About Bodrum beaches
Bodrum is the major resort and most attractive town on Turkey’s Aegean Coast. The centre has been heavily developed for European tourists since it was ‘discovered’ in the 1970s, but despite this, and heavy summer crowds, it retains (at least for first-time visitors) an exotic Turkish atmosphere with plenty of visual interest and excitement. The splendid Crusader Castle of St Peter is the dominant landmark in this low-rise whitewashed Mediterranean scene while traditional wooden Turkish sailing boats grace the busy harbour.
Despite its seaside position, Bodrum is not a beach resort. A dolmuş (minibus) service goes to the nearby sand-and-shingle beaches at Gumbet, 3km (2 miles), and Bitez, 7km (4.5 miles) away, which are renowned for their windsurfing conditions.
Beyond the beach:
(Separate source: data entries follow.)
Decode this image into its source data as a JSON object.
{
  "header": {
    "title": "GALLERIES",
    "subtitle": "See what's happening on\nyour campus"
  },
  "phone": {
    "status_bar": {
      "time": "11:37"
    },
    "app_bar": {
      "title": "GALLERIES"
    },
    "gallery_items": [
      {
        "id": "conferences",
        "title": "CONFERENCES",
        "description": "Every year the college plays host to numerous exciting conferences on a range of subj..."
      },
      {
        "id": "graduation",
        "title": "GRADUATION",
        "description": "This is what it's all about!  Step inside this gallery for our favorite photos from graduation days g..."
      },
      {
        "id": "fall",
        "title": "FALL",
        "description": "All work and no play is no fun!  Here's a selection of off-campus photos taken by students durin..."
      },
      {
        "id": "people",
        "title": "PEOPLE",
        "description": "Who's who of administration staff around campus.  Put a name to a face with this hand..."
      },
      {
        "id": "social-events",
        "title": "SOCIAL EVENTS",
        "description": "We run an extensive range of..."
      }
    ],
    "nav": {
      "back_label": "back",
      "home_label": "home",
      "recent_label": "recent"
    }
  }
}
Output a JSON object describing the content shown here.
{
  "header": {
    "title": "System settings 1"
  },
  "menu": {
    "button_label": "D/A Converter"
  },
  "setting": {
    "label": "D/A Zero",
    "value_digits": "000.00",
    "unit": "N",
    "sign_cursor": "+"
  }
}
Bodrum is the site of the Mausoleum, one of the Seven Wonders of the Ancient World. Only a few fragments now remain but curiosity alone leads many people here. More worthwhile is the Castle of St Peter with great sea views, an interesting Byzantine shipwreck hall and spooky dungeons. Bodrum Amphitheatre, which once held up to 13,000, is another structure accredited to the reign of King Mausolus. Situated on the hillside overlooking the resort, it offers the classic picture postcard views over the castle and harbour. A ‘Blue Cruise’ – sailing along the Turkish coastline on a beautifully crafted Turkish gulet, is an essential part of a Turkish holiday, even if it is only for a few hours. If you have a few days to spare, sign on for an extended voyage – perhaps calling at a Greek island or two en route.
If you have young children in tow you’ll probably be better off based at the beach resort of Gumbet, though this lacks the atmosphere and bustle of Bodrum. Exploring the Castle of St Peter is a must but beware that the horror exhibition in the dungeons is unsuitable for small children.
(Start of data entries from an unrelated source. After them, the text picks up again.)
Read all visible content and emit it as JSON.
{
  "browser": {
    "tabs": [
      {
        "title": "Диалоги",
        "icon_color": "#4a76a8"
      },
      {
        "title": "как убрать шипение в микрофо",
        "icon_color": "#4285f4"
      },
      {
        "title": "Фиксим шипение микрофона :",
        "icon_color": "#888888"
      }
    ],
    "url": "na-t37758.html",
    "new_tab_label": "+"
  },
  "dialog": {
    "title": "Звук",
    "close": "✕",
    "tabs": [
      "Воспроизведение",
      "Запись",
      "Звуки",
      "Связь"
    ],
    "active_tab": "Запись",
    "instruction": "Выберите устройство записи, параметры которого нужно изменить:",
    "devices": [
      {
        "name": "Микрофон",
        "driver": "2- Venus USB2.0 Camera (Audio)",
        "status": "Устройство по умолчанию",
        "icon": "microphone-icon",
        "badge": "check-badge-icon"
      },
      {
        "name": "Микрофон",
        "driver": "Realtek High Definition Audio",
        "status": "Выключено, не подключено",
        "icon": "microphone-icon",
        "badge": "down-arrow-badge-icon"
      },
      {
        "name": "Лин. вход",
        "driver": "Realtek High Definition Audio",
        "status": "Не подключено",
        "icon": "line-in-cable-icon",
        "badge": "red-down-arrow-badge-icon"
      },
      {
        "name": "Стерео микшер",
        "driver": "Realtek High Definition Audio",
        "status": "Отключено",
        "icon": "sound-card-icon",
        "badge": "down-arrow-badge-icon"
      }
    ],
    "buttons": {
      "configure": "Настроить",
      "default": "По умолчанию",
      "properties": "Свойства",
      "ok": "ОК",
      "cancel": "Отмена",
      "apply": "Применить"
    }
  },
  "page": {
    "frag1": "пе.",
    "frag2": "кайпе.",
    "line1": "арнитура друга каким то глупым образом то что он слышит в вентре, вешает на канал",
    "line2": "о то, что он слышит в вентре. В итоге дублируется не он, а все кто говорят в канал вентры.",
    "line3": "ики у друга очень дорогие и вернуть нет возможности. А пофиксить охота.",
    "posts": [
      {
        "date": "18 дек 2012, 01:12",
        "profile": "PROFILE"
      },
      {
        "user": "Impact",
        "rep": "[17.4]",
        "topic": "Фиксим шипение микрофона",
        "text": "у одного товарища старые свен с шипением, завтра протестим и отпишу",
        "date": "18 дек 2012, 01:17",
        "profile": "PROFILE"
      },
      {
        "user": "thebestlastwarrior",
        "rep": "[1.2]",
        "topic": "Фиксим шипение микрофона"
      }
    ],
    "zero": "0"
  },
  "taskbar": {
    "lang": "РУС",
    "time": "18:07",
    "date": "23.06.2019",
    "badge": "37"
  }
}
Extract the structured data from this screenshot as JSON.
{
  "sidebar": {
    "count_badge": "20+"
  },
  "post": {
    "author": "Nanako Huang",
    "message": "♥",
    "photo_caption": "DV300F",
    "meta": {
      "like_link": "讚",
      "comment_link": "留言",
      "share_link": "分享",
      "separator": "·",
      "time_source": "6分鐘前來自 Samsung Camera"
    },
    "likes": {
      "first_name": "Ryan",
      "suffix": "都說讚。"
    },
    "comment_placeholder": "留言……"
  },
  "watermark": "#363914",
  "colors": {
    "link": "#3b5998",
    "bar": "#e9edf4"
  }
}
Tucked away in the bays of the Bodrum peninsula are a number of attractive villages a few minutes away by dolmuş. A favourite is sleepy Gümüşlük, which partly occupies the site of the ancient harbour city of Myndos. It has a very picturesque row of waterside restaurants which are reputed to serve the best fish in the region.
The 2,000-year old picture-postcard ruins of Ephesus, the Roman capital of Asia, make up one of the world’s best preserved cities from antiquity. The adjacent Selçuk Archaeological Museum is an excellent complement to the site. Ephesus is around two and a half hours driving time from Bodrum. The fairy-tale dazzling white petrified (calcified) waterfalls of Pamukkale is one of Turkey’s most beautiful and spectacular natural sites. It’s a three-hour drive from Bodrum. Make sure your excursion includes a swim in Cleopatra’s Pool (35°C/95°F) among tumbled Classical columns and other monumental debris. Immediately adjacent to Pamukkale is the ruined city of Hierapolis, famous for its necropolis. This is one of the best preserved ancient cemeteries in the country. You can leave Turkey altogether by taking a ferry (50 minutes) for the day trip to Kos, or hydrofoil (2 hours) to Rhodes.
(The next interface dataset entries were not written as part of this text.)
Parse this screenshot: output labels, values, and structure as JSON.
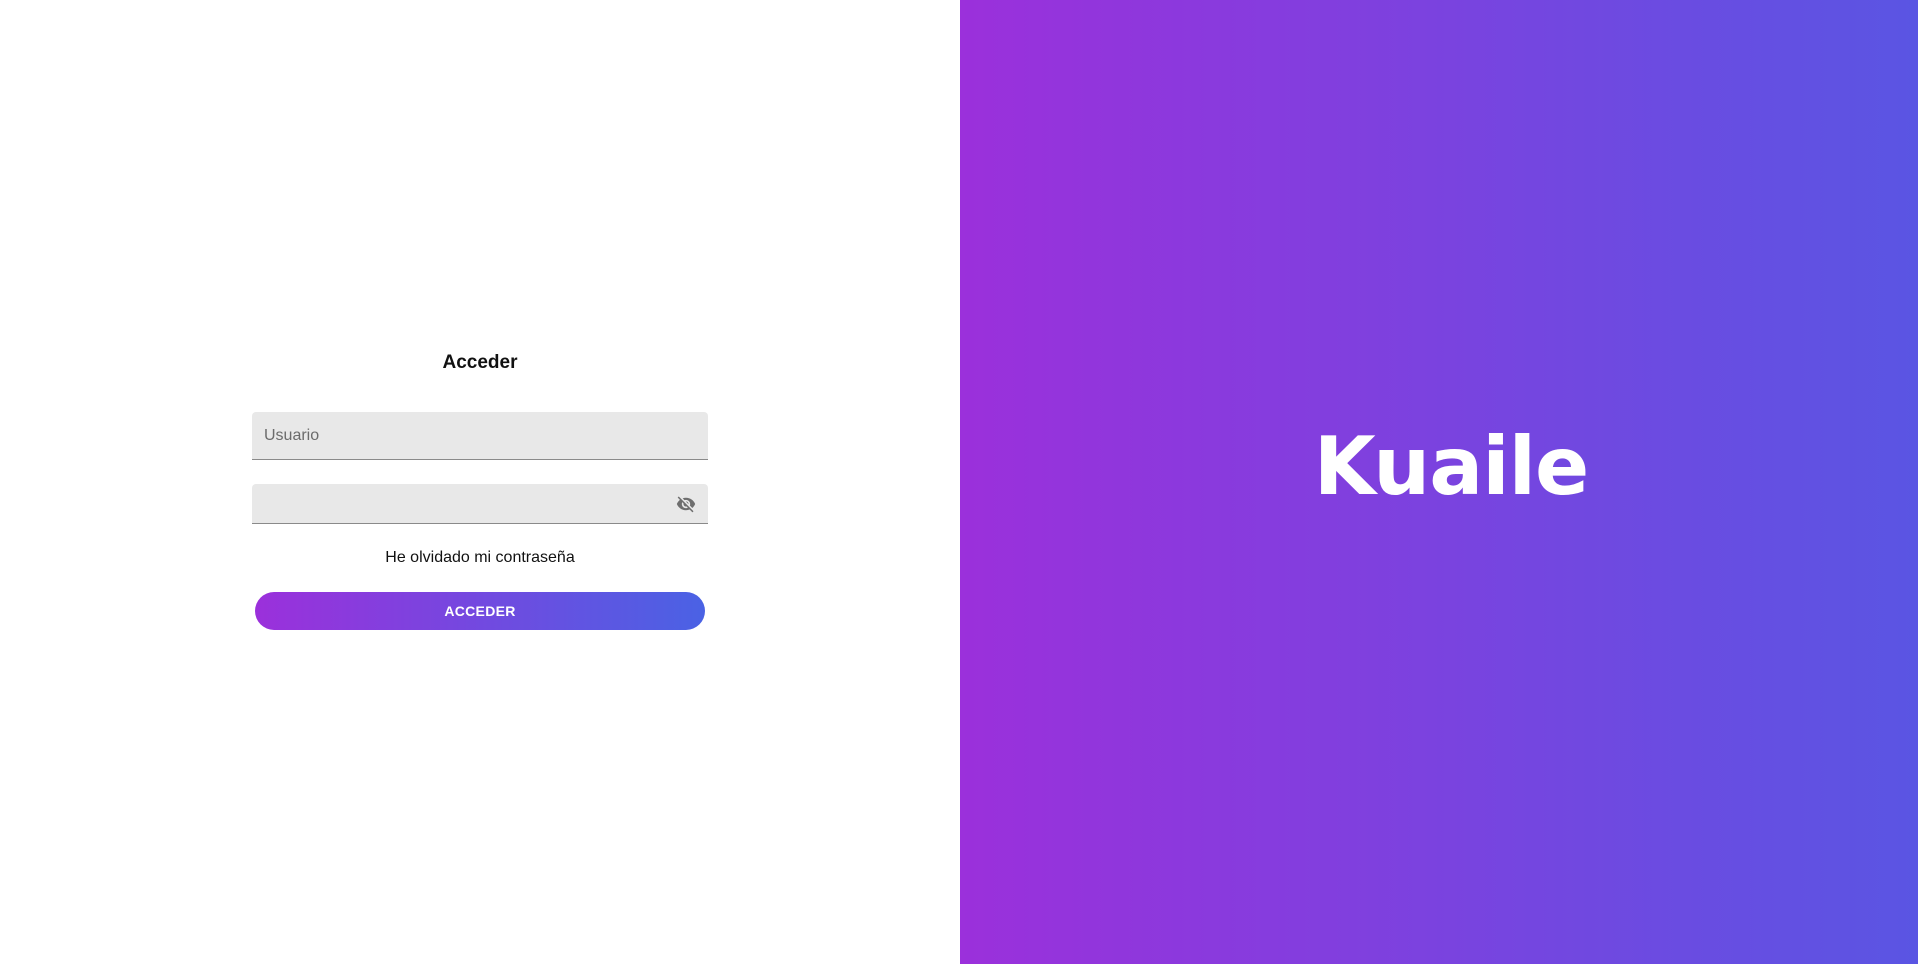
{
  "login": {
    "title": "Acceder",
    "username_placeholder": "Usuario",
    "username_value": "",
    "password_value": "",
    "password_toggle_icon": "eye-off-icon",
    "forgot_password": "He olvidado mi contraseña",
    "submit_label": "ACCEDER"
  },
  "brand": {
    "name": "Kuaile"
  },
  "colors": {
    "gradient_start": "#9b30db",
    "gradient_end": "#5a55e3",
    "button_gradient_start": "#9b30db",
    "button_gradient_end": "#4a62e4",
    "field_background": "#e8e8e8",
    "text": "#111111"
  }
}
For excellent Turkish dining with a great view over the marina try the Roof Marine restaurant at the Marina Yacht Club.